### Records for this task
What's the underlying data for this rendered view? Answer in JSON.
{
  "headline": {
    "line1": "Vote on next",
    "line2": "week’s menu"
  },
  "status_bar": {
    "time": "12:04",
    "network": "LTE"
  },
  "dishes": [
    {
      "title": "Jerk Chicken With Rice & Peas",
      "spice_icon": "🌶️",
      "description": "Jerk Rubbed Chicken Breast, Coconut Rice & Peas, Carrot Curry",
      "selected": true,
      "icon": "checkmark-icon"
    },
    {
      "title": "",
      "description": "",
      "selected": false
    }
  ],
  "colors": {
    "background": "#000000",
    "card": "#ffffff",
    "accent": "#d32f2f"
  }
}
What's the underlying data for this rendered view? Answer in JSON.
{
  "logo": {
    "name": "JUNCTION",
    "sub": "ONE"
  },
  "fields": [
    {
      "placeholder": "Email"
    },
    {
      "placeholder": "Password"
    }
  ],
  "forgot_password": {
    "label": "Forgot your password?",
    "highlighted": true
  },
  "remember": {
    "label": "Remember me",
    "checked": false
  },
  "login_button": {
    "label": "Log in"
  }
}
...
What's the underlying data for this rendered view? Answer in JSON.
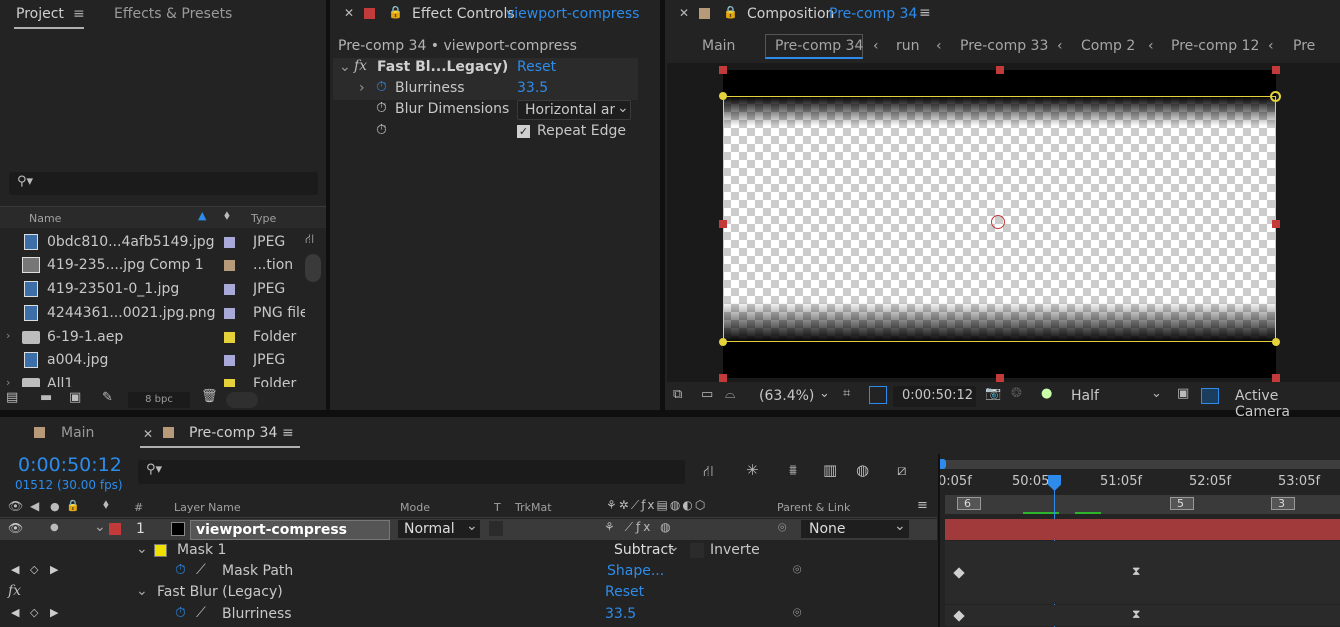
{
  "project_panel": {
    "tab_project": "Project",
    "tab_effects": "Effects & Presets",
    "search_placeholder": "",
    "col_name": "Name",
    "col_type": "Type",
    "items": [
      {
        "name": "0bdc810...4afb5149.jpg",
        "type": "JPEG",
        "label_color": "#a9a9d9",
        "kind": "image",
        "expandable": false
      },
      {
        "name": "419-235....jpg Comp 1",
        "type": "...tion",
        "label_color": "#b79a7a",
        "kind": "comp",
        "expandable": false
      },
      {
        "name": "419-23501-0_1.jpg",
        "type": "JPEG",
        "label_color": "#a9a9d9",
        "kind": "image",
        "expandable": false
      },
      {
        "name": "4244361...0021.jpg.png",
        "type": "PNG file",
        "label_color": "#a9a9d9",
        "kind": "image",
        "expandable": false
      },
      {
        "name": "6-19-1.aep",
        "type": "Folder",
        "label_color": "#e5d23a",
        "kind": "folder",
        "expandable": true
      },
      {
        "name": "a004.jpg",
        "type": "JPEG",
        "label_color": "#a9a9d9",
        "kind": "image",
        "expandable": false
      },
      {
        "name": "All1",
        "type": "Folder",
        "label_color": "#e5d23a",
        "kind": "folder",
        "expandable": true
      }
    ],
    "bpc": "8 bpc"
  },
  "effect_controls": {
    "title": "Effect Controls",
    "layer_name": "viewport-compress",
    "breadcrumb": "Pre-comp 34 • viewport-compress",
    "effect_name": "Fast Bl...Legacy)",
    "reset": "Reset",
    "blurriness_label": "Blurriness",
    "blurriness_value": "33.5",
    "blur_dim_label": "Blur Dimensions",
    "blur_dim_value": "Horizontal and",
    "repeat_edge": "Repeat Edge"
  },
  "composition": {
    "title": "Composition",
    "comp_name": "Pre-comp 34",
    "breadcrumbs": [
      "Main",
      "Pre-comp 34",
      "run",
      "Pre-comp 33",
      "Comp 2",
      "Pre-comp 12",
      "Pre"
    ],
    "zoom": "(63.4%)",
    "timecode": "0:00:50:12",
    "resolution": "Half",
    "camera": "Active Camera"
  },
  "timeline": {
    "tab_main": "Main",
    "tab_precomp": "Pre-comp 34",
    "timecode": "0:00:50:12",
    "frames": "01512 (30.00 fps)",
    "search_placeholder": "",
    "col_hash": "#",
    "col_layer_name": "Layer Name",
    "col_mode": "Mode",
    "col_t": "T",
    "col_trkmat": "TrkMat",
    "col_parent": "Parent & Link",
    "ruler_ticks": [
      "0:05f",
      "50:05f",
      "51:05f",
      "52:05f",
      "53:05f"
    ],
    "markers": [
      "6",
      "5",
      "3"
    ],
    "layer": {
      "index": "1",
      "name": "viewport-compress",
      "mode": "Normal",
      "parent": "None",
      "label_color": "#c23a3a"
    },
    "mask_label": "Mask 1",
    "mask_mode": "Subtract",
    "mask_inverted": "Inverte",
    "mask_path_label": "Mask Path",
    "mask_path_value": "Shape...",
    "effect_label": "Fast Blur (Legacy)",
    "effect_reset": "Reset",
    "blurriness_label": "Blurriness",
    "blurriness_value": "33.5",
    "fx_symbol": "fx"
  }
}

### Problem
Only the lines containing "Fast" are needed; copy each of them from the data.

### Solution for this exercise
    "effect_name": "Fast Bl...Legacy)",
    "effect_label": "Fast Blur (Legacy)",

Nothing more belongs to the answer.